Cecilia produced and directed Justice For All, an examination of the capital punishment system, which was awarded the Silver Gavel Award. She produced A Conversation with Gregory Peck, an intimate portrait of her legendary father, which a Special Selection in the 2000 Cannes Film Festival, as well as a special presentation for TCM and PBS American Masters. She also produced Once Upon A Time in the Hamptons, a four hour documentary series for ABC primetime. She was Associate Producer on Defending Our Daughters, a non-fiction film about women’s human rights for Lifetime Television, which was honored with the Voices of Courage Award by the Women’s Refugee Committee.


As an actress, she was nominated for a Golden Globe Award for her performance in “The Portrait”. She portrayed a Palestinian school teacher in love with an Israeli soldier in “Torn Apart.” She also studied dance with Martha Graham and performed in “American Document,” the last ballet choreographed by Miss Graham. She has been contributing editor at Premiere Magazine, French edition, and Moving Pictures Magazine, and has served on the jury at the Aspen Shortsfest and Cognac Film Festival.
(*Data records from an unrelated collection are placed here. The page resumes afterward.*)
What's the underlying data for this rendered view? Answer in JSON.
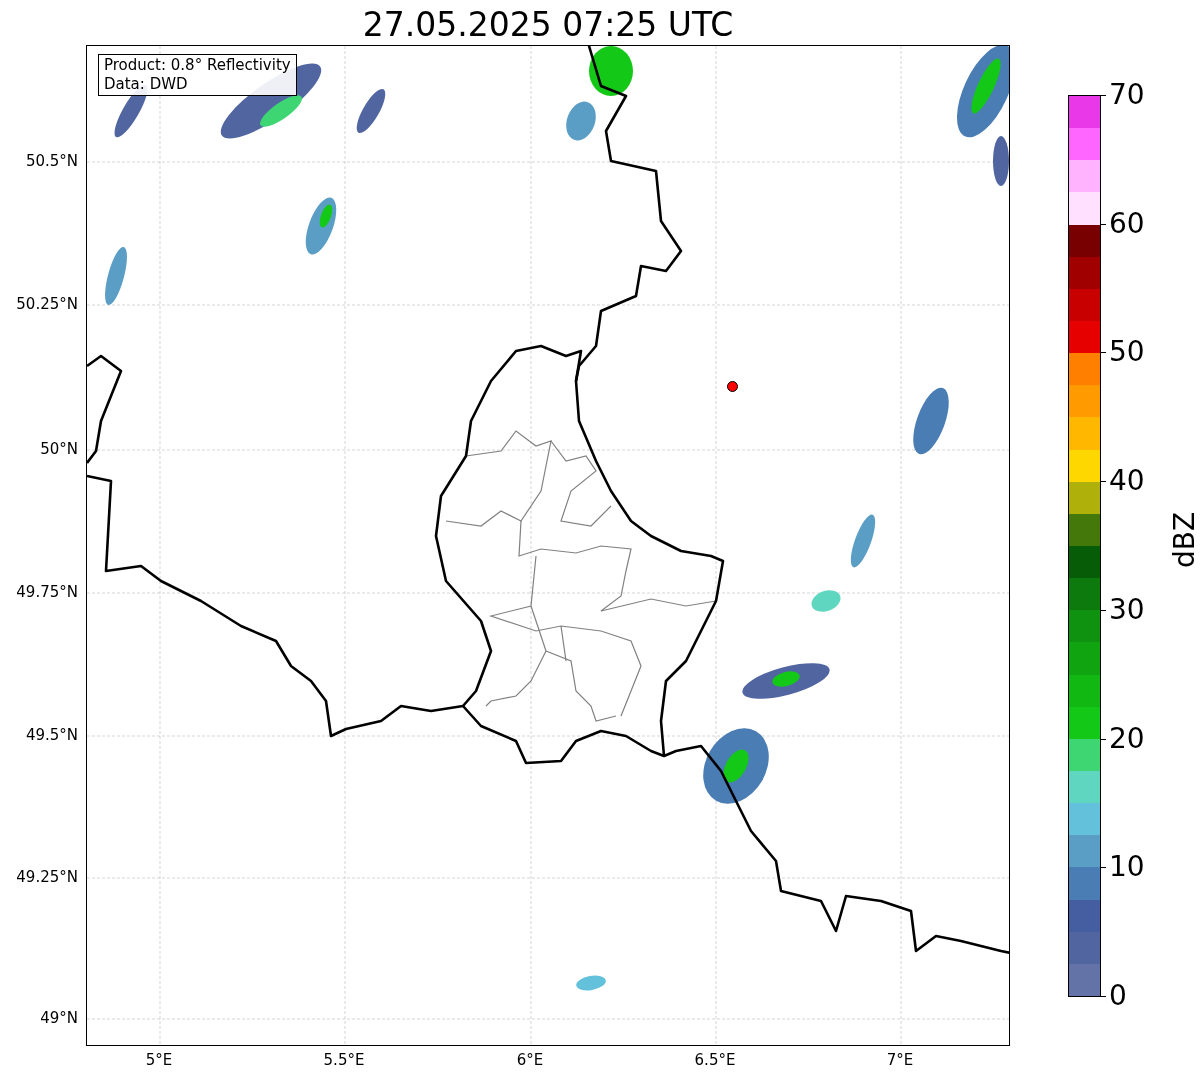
{
  "title": "27.05.2025 07:25 UTC",
  "info_box": [
    "Product: 0.8° Reflectivity",
    "Data: DWD"
  ],
  "y_ticks": [
    "50.5°N",
    "50.25°N",
    "50°N",
    "49.75°N",
    "49.5°N",
    "49.25°N",
    "49°N"
  ],
  "x_ticks": [
    "5°E",
    "5.5°E",
    "6°E",
    "6.5°E",
    "7°E"
  ],
  "colorbar": {
    "label": "dBZ",
    "ticks": [
      "70",
      "60",
      "50",
      "40",
      "30",
      "20",
      "10",
      "0"
    ],
    "bands": [
      {
        "color": "#e838e8"
      },
      {
        "color": "#ff66ff"
      },
      {
        "color": "#ffb3ff"
      },
      {
        "color": "#ffe0ff"
      },
      {
        "color": "#780000"
      },
      {
        "color": "#a00000"
      },
      {
        "color": "#c80000"
      },
      {
        "color": "#e60000"
      },
      {
        "color": "#ff7f00"
      },
      {
        "color": "#ff9b00"
      },
      {
        "color": "#ffb700"
      },
      {
        "color": "#ffd700"
      },
      {
        "color": "#b0b00a"
      },
      {
        "color": "#44780a"
      },
      {
        "color": "#075d07"
      },
      {
        "color": "#0c7a0c"
      },
      {
        "color": "#0f920f"
      },
      {
        "color": "#10a510"
      },
      {
        "color": "#12b812"
      },
      {
        "color": "#14c817"
      },
      {
        "color": "#3dd672"
      },
      {
        "color": "#5fd7c0"
      },
      {
        "color": "#64c1dc"
      },
      {
        "color": "#5b9ec5"
      },
      {
        "color": "#4a7db3"
      },
      {
        "color": "#445ea1"
      },
      {
        "color": "#5166a0"
      },
      {
        "color": "#6373a8"
      }
    ]
  }
}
A graduate of Princeton University, she lives with her husband and two children in Los Angeles.

 Questions or for disability accommodations,

Email or call 513-766-3303

Jewish Family Service receives additional funding from Verizon HopeLine to help combat domestic violence and sexual assault by providing prevention education, raising awareness in the community, and offering resources to survivors and advocates seeking support.